Input for this task:
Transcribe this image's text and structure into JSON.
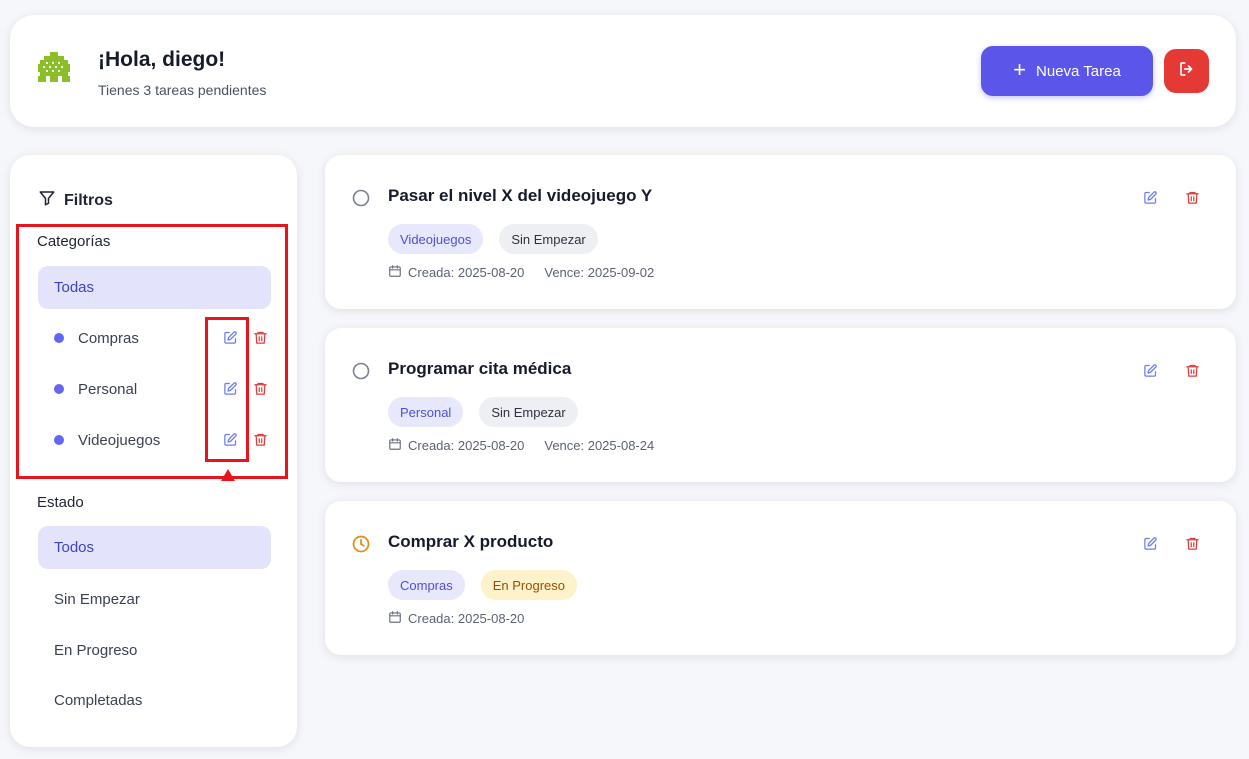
{
  "header": {
    "greeting": "¡Hola, diego!",
    "subtitle": "Tienes 3 tareas pendientes",
    "new_task_label": "Nueva Tarea",
    "avatar_icon": "pixel-avatar-icon",
    "logout_icon": "logout-icon"
  },
  "sidebar": {
    "title": "Filtros",
    "filter_icon": "funnel-icon",
    "categories_label": "Categorías",
    "categories_all": "Todas",
    "categories": [
      {
        "label": "Compras",
        "color": "#6366f1"
      },
      {
        "label": "Personal",
        "color": "#6366f1"
      },
      {
        "label": "Videojuegos",
        "color": "#6366f1"
      }
    ],
    "status_label": "Estado",
    "status_items": [
      "Todos",
      "Sin Empezar",
      "En Progreso",
      "Completadas"
    ]
  },
  "tasks": [
    {
      "title": "Pasar el nivel X del videojuego Y",
      "category": "Videojuegos",
      "status": "Sin Empezar",
      "status_icon": "circle-icon",
      "created": "Creada: 2025-08-20",
      "due": "Vence: 2025-09-02"
    },
    {
      "title": "Programar cita médica",
      "category": "Personal",
      "status": "Sin Empezar",
      "status_icon": "circle-icon",
      "created": "Creada: 2025-08-20",
      "due": "Vence: 2025-08-24"
    },
    {
      "title": "Comprar X producto",
      "category": "Compras",
      "status": "En Progreso",
      "status_icon": "clock-icon",
      "created": "Creada: 2025-08-20"
    }
  ],
  "colors": {
    "accent": "#5b55ea",
    "danger": "#e53935",
    "annotation": "#e8141b",
    "edit_icon": "#6a7cf0",
    "delete_icon": "#e23b3b",
    "in_progress": "#e08a18"
  }
}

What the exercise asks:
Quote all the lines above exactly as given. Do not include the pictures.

Result:
Transcribe this image's text and structure into JSON.
{
  "header": {
    "greeting": "¡Hola, diego!",
    "subtitle": "Tienes 3 tareas pendientes",
    "new_task_label": "Nueva Tarea",
    "avatar_icon": "pixel-avatar-icon",
    "logout_icon": "logout-icon"
  },
  "sidebar": {
    "title": "Filtros",
    "filter_icon": "funnel-icon",
    "categories_label": "Categorías",
    "categories_all": "Todas",
    "categories": [
      {
        "label": "Compras",
        "color": "#6366f1"
      },
      {
        "label": "Personal",
        "color": "#6366f1"
      },
      {
        "label": "Videojuegos",
        "color": "#6366f1"
      }
    ],
    "status_label": "Estado",
    "status_items": [
      "Todos",
      "Sin Empezar",
      "En Progreso",
      "Completadas"
    ]
  },
  "tasks": [
    {
      "title": "Pasar el nivel X del videojuego Y",
      "category": "Videojuegos",
      "status": "Sin Empezar",
      "status_icon": "circle-icon",
      "created": "Creada: 2025-08-20",
      "due": "Vence: 2025-09-02"
    },
    {
      "title": "Programar cita médica",
      "category": "Personal",
      "status": "Sin Empezar",
      "status_icon": "circle-icon",
      "created": "Creada: 2025-08-20",
      "due": "Vence: 2025-08-24"
    },
    {
      "title": "Comprar X producto",
      "category": "Compras",
      "status": "En Progreso",
      "status_icon": "clock-icon",
      "created": "Creada: 2025-08-20"
    }
  ],
  "colors": {
    "accent": "#5b55ea",
    "danger": "#e53935",
    "annotation": "#e8141b",
    "edit_icon": "#6a7cf0",
    "delete_icon": "#e23b3b",
    "in_progress": "#e08a18"
  }
}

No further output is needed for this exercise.